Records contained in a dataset
-.-.-
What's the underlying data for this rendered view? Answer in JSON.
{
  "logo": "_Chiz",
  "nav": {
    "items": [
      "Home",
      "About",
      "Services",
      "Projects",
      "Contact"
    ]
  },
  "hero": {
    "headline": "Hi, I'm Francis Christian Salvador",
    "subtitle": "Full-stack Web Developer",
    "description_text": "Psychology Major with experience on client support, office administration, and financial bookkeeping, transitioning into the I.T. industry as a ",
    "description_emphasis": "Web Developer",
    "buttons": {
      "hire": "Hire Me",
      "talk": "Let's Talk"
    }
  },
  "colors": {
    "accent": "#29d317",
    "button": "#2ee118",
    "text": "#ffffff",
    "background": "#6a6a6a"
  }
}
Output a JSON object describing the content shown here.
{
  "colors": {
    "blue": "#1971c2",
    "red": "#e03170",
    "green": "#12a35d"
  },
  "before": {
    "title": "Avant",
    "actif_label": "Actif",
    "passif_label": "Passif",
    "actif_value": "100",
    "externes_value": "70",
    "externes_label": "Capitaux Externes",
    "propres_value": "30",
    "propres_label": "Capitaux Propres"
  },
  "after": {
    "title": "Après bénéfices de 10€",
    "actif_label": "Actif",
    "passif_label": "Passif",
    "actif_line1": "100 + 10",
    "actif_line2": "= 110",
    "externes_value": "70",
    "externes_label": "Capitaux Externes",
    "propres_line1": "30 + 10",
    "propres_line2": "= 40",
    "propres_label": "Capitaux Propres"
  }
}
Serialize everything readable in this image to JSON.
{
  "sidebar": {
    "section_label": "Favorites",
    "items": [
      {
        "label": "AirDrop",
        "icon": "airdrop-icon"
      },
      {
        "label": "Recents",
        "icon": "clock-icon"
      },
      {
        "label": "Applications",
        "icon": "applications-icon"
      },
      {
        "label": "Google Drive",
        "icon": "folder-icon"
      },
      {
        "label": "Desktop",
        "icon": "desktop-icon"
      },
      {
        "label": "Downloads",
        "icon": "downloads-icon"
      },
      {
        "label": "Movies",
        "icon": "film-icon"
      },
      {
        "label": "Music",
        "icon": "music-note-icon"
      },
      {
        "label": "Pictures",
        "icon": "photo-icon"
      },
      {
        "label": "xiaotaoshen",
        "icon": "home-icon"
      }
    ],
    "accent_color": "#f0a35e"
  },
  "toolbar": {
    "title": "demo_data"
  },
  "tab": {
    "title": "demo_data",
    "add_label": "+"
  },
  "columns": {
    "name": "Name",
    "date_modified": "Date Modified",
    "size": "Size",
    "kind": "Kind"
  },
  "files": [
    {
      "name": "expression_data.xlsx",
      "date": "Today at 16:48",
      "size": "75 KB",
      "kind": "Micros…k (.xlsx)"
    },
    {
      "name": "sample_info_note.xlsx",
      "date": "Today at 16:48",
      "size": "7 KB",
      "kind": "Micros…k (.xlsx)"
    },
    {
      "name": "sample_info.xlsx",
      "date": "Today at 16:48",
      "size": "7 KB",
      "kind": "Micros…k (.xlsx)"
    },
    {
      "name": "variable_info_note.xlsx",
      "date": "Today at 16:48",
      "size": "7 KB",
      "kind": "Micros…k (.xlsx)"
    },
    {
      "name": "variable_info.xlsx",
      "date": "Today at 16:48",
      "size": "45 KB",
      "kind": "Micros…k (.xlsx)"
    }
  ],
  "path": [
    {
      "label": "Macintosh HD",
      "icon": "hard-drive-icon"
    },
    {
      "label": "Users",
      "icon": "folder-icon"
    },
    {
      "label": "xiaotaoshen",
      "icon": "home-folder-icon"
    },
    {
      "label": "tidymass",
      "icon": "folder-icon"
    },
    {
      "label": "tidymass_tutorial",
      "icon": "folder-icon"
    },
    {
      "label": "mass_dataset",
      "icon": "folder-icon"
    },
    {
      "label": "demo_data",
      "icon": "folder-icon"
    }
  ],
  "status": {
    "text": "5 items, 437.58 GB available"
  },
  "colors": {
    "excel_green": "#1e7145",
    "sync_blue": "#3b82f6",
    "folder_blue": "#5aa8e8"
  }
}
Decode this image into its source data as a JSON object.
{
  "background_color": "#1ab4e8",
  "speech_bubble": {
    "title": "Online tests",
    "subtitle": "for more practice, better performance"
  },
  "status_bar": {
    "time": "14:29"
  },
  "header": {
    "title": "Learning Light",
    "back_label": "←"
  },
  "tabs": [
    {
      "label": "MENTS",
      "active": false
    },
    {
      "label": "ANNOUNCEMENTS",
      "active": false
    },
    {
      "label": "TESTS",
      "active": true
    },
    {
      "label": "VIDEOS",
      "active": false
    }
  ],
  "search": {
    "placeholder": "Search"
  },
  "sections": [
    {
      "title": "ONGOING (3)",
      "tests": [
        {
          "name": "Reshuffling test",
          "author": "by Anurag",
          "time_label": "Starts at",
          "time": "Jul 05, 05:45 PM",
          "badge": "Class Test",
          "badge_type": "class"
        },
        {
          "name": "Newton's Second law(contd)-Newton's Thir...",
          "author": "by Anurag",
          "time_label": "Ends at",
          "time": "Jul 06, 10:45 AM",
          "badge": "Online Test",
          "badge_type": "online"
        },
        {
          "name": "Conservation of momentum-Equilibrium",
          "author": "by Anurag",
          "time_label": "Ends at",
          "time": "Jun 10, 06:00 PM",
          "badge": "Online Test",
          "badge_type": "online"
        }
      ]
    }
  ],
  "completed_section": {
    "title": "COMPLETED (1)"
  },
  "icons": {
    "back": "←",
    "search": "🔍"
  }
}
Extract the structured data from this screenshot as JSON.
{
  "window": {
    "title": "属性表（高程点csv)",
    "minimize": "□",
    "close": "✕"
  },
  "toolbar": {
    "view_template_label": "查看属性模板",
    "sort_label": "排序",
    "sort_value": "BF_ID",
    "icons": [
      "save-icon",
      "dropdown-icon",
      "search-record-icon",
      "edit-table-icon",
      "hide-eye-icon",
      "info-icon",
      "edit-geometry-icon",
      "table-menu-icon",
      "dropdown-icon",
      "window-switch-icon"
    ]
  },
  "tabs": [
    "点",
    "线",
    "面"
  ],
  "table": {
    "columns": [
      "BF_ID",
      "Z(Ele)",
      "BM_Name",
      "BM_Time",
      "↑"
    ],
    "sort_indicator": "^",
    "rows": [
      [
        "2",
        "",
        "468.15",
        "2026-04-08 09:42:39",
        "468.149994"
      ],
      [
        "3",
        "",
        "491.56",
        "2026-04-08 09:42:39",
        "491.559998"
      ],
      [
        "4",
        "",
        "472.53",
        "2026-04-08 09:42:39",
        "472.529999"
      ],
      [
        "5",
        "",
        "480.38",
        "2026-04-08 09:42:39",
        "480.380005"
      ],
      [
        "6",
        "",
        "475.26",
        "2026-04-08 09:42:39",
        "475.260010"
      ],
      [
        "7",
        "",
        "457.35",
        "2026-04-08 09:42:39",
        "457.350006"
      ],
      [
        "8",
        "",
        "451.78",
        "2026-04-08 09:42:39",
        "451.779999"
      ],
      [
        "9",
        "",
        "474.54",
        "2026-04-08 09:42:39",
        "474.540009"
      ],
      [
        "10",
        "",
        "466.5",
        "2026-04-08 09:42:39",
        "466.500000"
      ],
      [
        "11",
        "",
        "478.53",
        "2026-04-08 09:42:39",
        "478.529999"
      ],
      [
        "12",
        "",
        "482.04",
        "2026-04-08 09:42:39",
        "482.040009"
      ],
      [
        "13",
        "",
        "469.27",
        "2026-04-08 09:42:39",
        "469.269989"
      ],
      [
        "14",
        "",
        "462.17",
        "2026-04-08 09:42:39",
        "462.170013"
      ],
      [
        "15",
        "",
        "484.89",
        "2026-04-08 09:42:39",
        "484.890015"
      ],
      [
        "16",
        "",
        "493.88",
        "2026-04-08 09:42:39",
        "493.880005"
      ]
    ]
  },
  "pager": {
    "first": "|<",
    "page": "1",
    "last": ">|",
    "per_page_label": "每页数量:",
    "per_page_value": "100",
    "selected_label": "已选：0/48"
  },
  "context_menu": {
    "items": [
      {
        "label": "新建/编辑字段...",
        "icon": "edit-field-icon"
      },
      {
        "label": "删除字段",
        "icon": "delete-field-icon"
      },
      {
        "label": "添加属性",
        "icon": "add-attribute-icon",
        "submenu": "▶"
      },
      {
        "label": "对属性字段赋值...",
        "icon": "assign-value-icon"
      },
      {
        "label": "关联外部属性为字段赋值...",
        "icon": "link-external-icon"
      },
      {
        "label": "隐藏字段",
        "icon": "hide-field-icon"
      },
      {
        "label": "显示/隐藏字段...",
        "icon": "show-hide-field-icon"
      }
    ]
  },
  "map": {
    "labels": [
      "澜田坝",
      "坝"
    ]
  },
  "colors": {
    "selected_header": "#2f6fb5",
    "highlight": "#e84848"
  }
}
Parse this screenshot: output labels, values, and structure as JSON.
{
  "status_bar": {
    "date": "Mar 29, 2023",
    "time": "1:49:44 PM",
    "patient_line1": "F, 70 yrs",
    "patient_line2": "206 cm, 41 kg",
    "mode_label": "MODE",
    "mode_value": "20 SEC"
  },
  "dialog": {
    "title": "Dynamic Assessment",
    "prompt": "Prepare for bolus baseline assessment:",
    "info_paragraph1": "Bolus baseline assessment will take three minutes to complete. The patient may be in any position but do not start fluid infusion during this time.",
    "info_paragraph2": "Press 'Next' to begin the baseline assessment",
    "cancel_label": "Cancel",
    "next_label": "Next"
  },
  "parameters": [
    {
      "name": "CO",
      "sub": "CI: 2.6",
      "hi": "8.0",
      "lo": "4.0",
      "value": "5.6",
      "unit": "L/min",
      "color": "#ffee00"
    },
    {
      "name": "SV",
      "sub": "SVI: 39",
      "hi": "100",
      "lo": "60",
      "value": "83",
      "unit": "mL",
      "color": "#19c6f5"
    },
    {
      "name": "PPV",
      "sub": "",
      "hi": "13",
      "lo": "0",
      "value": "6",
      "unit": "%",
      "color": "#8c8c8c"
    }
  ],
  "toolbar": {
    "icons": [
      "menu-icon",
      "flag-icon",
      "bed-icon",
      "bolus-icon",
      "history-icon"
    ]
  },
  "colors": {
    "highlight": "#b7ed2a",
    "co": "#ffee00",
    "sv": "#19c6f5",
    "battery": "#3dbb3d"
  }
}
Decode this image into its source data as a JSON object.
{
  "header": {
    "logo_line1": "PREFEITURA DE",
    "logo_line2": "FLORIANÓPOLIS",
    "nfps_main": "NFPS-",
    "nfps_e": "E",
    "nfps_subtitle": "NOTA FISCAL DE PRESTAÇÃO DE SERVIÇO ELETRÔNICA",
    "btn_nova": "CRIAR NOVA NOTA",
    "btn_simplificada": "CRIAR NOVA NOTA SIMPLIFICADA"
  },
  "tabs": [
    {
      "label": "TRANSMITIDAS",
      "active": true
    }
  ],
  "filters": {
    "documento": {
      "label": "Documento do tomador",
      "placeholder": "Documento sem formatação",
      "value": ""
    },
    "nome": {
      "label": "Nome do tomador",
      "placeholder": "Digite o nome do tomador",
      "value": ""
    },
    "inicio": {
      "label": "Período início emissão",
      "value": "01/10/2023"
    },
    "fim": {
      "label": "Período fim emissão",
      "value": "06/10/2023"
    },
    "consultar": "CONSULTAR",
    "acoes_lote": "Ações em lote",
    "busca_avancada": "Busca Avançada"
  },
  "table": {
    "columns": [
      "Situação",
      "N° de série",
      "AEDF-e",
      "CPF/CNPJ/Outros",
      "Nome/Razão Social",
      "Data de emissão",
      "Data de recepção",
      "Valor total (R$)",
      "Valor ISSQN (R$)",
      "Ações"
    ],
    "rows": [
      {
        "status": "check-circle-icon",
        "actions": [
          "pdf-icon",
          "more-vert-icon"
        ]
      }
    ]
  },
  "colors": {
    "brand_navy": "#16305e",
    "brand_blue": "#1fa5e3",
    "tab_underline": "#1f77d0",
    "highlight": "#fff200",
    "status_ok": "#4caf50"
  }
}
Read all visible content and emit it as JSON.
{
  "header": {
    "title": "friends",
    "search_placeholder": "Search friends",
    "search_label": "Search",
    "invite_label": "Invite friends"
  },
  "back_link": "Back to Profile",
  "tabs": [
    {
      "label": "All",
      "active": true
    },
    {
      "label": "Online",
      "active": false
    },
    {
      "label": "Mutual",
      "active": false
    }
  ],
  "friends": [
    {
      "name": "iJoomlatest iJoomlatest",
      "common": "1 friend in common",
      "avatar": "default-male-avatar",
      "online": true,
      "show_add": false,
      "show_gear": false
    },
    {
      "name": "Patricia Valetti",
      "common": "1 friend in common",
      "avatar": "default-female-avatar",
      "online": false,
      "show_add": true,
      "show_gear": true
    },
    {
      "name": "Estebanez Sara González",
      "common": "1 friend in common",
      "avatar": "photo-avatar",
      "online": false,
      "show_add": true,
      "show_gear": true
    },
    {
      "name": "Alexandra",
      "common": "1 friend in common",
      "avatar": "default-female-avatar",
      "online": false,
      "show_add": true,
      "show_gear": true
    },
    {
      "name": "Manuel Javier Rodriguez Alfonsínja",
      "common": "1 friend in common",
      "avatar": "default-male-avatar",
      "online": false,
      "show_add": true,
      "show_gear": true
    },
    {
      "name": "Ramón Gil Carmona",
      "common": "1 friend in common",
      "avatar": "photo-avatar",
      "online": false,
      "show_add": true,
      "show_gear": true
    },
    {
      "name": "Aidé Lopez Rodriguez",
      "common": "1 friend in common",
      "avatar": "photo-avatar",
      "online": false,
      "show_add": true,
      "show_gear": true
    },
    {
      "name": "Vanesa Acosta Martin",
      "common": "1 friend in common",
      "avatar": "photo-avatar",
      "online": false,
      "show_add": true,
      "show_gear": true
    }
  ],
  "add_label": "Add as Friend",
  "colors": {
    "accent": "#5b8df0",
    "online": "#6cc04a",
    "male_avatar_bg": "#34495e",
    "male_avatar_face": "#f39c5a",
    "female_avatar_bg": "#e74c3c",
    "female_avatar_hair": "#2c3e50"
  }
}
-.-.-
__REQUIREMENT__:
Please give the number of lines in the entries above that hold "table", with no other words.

__EXERCISE SOLUTION__:
4